While the commercial networks are looking to the future with their new fall series, PBS is looking to the past: the 1960s, to be specific.
The centerpiece of public television's fall programming is a series of documentaries on the culture and politics of that decade. It's anchored by the highest-profile piece PBS has produced in some time: Martin Scorsese's "No Direction Home: Bob Dylan."
Surrounding the Dylan documentary are some other intriguing films, notably "Get Up, Stand Up: The Story of Pop and Protest" (Wednesday at 9 p.m. on MPT, 10 p.m. on WETA), which looks at protest music over the years, and "The Sixties: The Years That Shaped a Generation" (Thursday at 9 p.m. on MPT, 10 p.m. on WETA), a "Frontline"-style documentary that tries to bring some perspective to the turmoil of the times.
Also scheduled: "Best of the Beatles" (Wednesday at 8 p.m. on MPT, 9 p.m. on WETA), the sad story of Pete Best, the Beatles' original drummer.
Other PBS fall highlights:
"The O.J. Verdict"
Tuesday, Oct. 4, at 9 p.m.
PBS's excellent "Frontline" takes a 10th-anniversary look at the O.J. Simpson case, one of the most controversial in American judicial history. Producer Ofra Bikel, who has done work on other "Frontline" documentaries, looks at the high drama of
the trial, why it transfixed a nation and
the effect it had on race relations in this country.
Wednesdays, Oct. 19 and 26,
at 10 and 11 p.m., only on WETA
Noted documentary filmmaker David Grubin, whose work for PBS includes a recent profile of Robert F. Kennedy, explores the reason America has been the promised land for millions of immigrants.

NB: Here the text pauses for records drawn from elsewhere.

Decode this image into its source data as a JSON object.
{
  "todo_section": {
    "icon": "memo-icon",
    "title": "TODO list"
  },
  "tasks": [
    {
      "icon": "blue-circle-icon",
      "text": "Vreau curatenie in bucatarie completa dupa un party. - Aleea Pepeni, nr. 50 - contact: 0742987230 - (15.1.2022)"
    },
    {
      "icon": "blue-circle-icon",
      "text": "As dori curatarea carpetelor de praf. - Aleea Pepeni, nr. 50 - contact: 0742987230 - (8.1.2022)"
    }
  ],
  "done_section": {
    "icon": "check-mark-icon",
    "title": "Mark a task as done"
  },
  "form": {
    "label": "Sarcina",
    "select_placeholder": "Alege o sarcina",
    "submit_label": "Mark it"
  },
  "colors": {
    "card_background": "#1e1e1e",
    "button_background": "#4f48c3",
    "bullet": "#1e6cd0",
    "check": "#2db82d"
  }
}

The four-hour film is divided according to the freedoms the immigrants were seeking: freedom from want, freedom to create, freedom of religion and freedom for women.
"Sherlock Holmes and the Case
of the Silk Stocking"
Sunday, Oct. 23, at 9 p.m.
A very different take on Sir Arthur Conan Doyle's legendary detective, portrayed this time by Rupert Everett ("My Best Friend's Wedding"). The case at hand involves a serial killer preying on high-society debutantes, but the film is less a pure mystery yarn than it is a character study of a Holmes bored with life.
"A Cemetery Special"
Wednesday, Oct. 26, at 8 p.m.
Documentarian Rick Sebak looks at the American way of death and how it connects with other aspects of our culture.
"RX for Survival -- A Global Health Challenge"
Tuesday-Thursday, Nov. 1-3, at 9 p.m.
"RX" is a massive six-hour examination of the state of the world's health, done in cooperation with Time magazine, National Public Radio and Penguin Press with a load of money from the Bill and Melinda Gates Foundation. Produced by the same folks who work on the "Nova" science series, it covers such topics as the rise of super bugs and efforts to bring clean water and nutrition to Third World nations. Brad Pitt narrates.
Monday-Tuesday, Nov. 14-15, at 9 p.m.
We're not talking about the NBC series here. Rather, it's a two-part, three-hour documentary from "American Experience" marking the 100th anniversary of Las Vegas and how it has gone from a remote way station to "Sin City" to America's most glitzy -- and fastest-growing -- metropolis.
"In Search of Myths & Heroes
With Michael Wood"
Wednesdays, Nov. 16 and 23, at 9 p.m.
The witty historian goes off in search of the real stories behind such legends as the Queen of Sheba, King Arthur and Shangri-La. Given his past work for PBS, this promises to be lavishly produced and entertaining.